Whitfield, David. “Leadership and Foresight in a Changing and Challenging World: A Call for Servant Leadership.” The International Journal of Servant-Leadership 7.1 (2013): 123-39.

News from ECL

Congratulations to David Holzmer, student in the ECL concentration, whose submission “Leadership in the Time of Liminality” was selected for inclusion in the next volume of the International Leadership Association’s series, Building Leadership Bridges: The Embodiment of Leadership. David’s essay was one of 12 selected out of nearly 80 submissions. The book will be published by Jossey-Bass in the spring of 2013.

Congratulations also to Jeanne Marie Sutherland, PhD candidate in the ECL concentration, whose paper, “Mythopoetic Leadership,” was accepted for presentation at the International Leadership Association conference in Denver this October as part of the panel, “Leadership and the Fictional Divide: Leadership in Contemporary Literature and Film.”

ILA is one of the leading international academic/professional organizations in the field of leadership.

“Climbing a Great Hill…” published in International Journal of Diversity…
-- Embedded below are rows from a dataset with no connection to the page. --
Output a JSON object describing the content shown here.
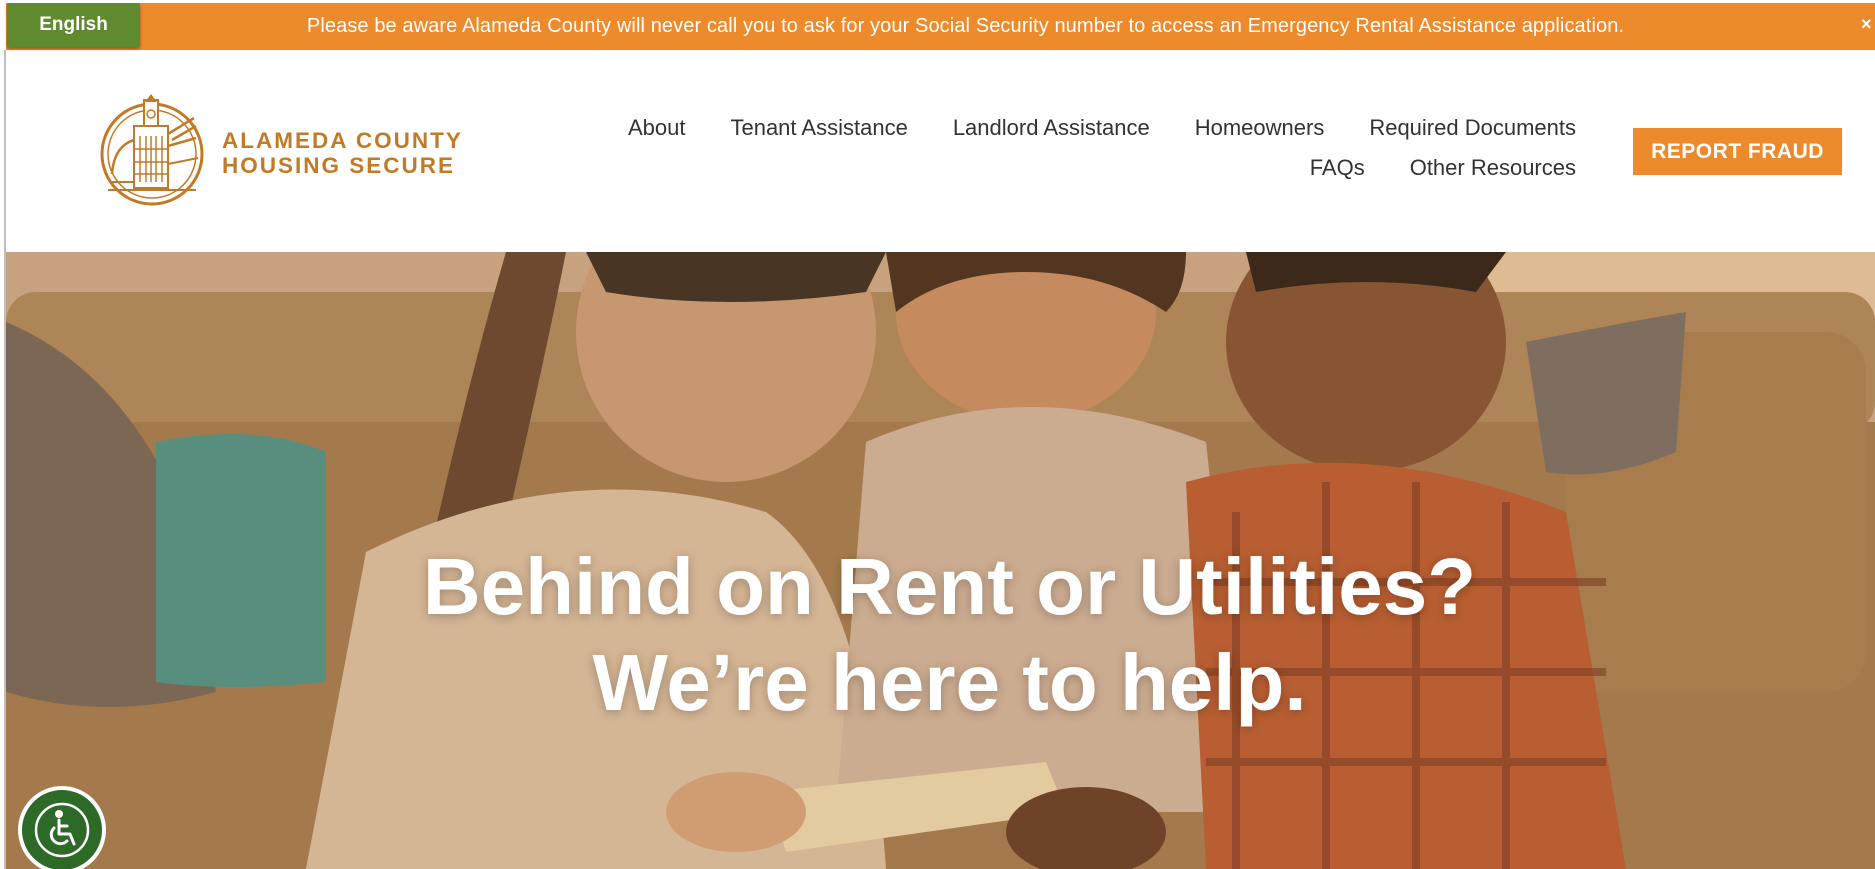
{
  "alert": {
    "message": "Please be aware Alameda County will never call you to ask for your Social Security number to access an Emergency Rental Assistance application.",
    "close_label": "×"
  },
  "language": {
    "selected": "English"
  },
  "logo": {
    "line1": "ALAMEDA COUNTY",
    "line2": "HOUSING SECURE"
  },
  "nav": {
    "row1": [
      "About",
      "Tenant Assistance",
      "Landlord Assistance",
      "Homeowners",
      "Required Documents"
    ],
    "row2": [
      "FAQs",
      "Other Resources"
    ]
  },
  "report_fraud": {
    "label": "REPORT FRAUD"
  },
  "hero": {
    "line1": "Behind on Rent or Utilities?",
    "line2": "We’re here to help."
  },
  "colors": {
    "accent": "#ec8a2c",
    "language_button": "#5f8a2d",
    "logo": "#c27a26",
    "accessibility": "#2e6a27"
  },
  "icons": {
    "logo": "city-hall-seal-icon",
    "accessibility": "wheelchair-icon",
    "close": "close-icon"
  }
}
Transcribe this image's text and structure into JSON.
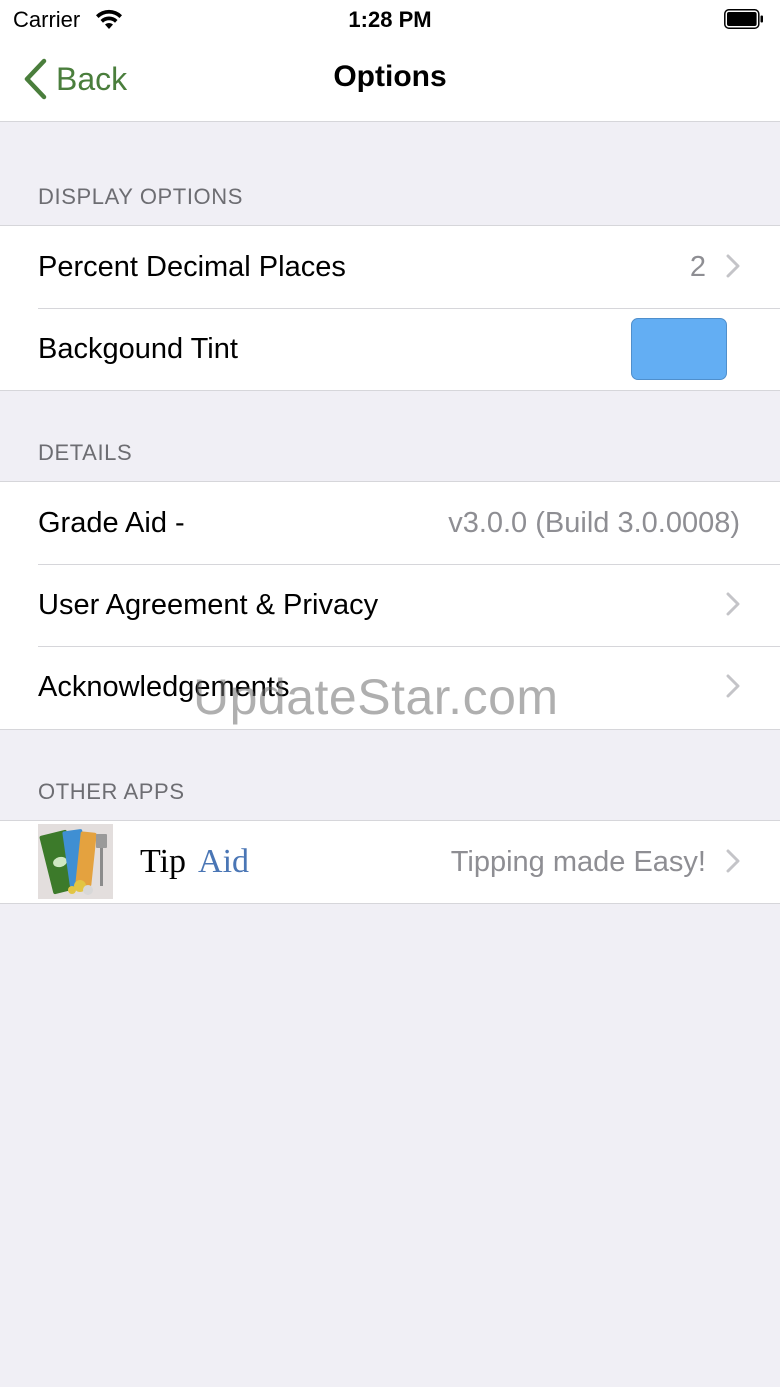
{
  "status_bar": {
    "carrier": "Carrier",
    "time": "1:28 PM"
  },
  "nav": {
    "back_label": "Back",
    "title": "Options",
    "accent_color": "#4a7e3c"
  },
  "sections": {
    "display": {
      "header": "DISPLAY OPTIONS",
      "percent_label": "Percent Decimal Places",
      "percent_value": "2",
      "tint_label": "Backgound Tint",
      "tint_color": "#63aef3"
    },
    "details": {
      "header": "DETAILS",
      "app_label": "Grade Aid -",
      "app_version": "v3.0.0 (Build 3.0.0008)",
      "agreement_label": "User Agreement & Privacy",
      "ack_label": "Acknowledgements"
    },
    "other_apps": {
      "header": "OTHER APPS",
      "app_name_part1": "Tip",
      "app_name_part2": "Aid",
      "app_tagline": "Tipping made Easy!"
    }
  },
  "watermark": "UpdateStar.com"
}
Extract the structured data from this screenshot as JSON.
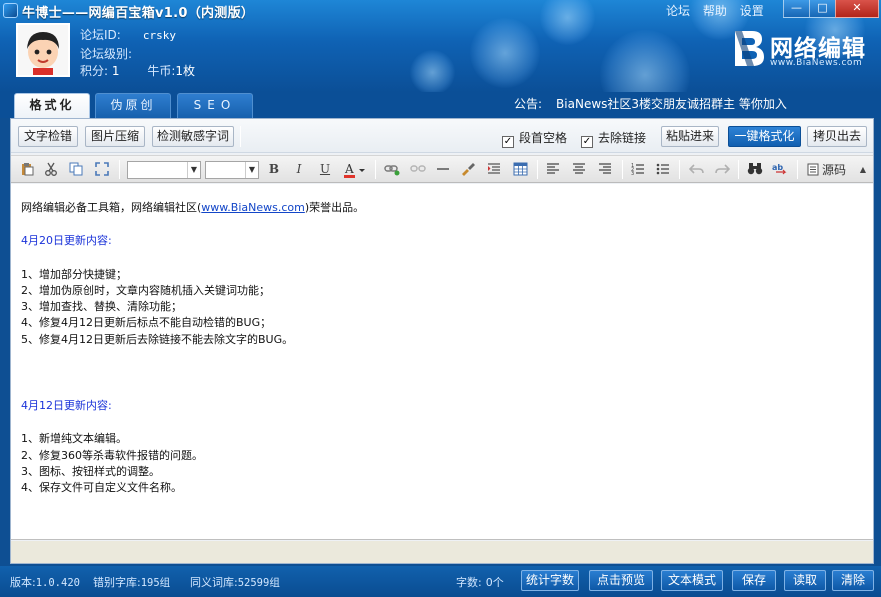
{
  "window": {
    "title": "牛博士——网编百宝箱v1.0（内测版）",
    "links": [
      "论坛",
      "帮助",
      "设置"
    ],
    "minimize": "—",
    "maximize": "□",
    "close": "✕"
  },
  "user": {
    "forum_id_label": "论坛ID:",
    "forum_id": "crsky",
    "level_label": "论坛级别:",
    "points_label": "积分:",
    "points": "1",
    "coins_label": "牛币:",
    "coins": "1枚"
  },
  "logo": {
    "name": "网络编辑",
    "url": "www.BiaNews.com"
  },
  "tabs": [
    {
      "label": "格式化",
      "active": true
    },
    {
      "label": "伪原创",
      "active": false
    },
    {
      "label": "SEO",
      "active": false
    }
  ],
  "notice": {
    "label": "公告:",
    "text": "BiaNews社区3楼交朋友诚招群主 等你加入"
  },
  "actions": {
    "text_check": "文字检错",
    "image_compress": "图片压缩",
    "sensitive_check": "检测敏感字词",
    "indent_label": "段首空格",
    "indent_checked": true,
    "remove_links_label": "去除链接",
    "remove_links_checked": true,
    "paste_in": "粘贴进来",
    "format_all": "一键格式化",
    "copy_out": "拷贝出去"
  },
  "toolbar": {
    "source_label": "源码"
  },
  "editor": {
    "intro_prefix": "网络编辑必备工具箱，网络编辑社区(",
    "intro_link": "www.BiaNews.com",
    "intro_suffix": ")荣誉出品。",
    "section1_title": "4月20日更新内容:",
    "section1_items": [
      "1、增加部分快捷键；",
      "2、增加伪原创时，文章内容随机插入关键词功能；",
      "3、增加查找、替换、清除功能；",
      "4、修复4月12日更新后标点不能自动检错的BUG；",
      "5、修复4月12日更新后去除链接不能去除文字的BUG。"
    ],
    "section2_title": "4月12日更新内容:",
    "section2_items": [
      "1、新增纯文本编辑。",
      "2、修复360等杀毒软件报错的问题。",
      "3、图标、按钮样式的调整。",
      "4、保存文件可自定义文件名称。"
    ]
  },
  "footer": {
    "version_label": "版本:",
    "version": "1.0.420",
    "error_dict_label": "错别字库:",
    "error_dict": "195组",
    "synonym_label": "同义词库:",
    "synonym": "52599组",
    "char_count_label": "字数:",
    "char_count": "0个",
    "btn_count": "统计字数",
    "btn_preview": "点击预览",
    "btn_text_mode": "文本模式",
    "btn_save": "保存",
    "btn_read": "读取",
    "btn_clear": "清除"
  },
  "colors": {
    "header_blue": "#0f62b4",
    "panel_bg": "#eef1f5",
    "editor_heading": "#1b33d9",
    "primary_button": "#115fb0"
  }
}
We are pleased to announce that “Climbing a Great Hill”: The Process of Integral Diversity Maturity Illustrated in Nelson Mandela’s Autobiography Long Walk to Freedom (see PDF version here), co-authored by Dr. Toni Gregory and Michael Raffanti, has recently been published in the International Journal of Diversity in Organizations, Communities and Nations. Congratulations, Toni!

Latest Books by Tony Kashani

A message from Dr. Kashani:

Dear Colleagues,

Just wanted to inform everyone that my book, Hollywood’s Exploited: Public Pedagogy, Corporate Movies, and Cultural Crisis is now also available in paperback.

Hollywood’s Exploited
Frymer; Benjamin; Kashani; Tony; Nocella  |  ISBN13: 9780230623590
RRP: $43.00  Paperback  Publication date: 2012/03  Palgrave Macmillan USA

This book provides an interdisciplinary and collaborative anthology that seeks to make a compelling and exciting analysis of contemporary Hollywood film texts (and the larger industry and society to which they are dialectically related) in light of Giroux’s ideas about public pedagogy.

My other book, Lost in Media: Ethics of Everyday Life will soon be in press… (David Ingram has agreed to write the preface!!!) It should be on the shelves Summer of 2012. I’ll send links for that for everyone, when available. Pass the word around. Thank you for your support 🙂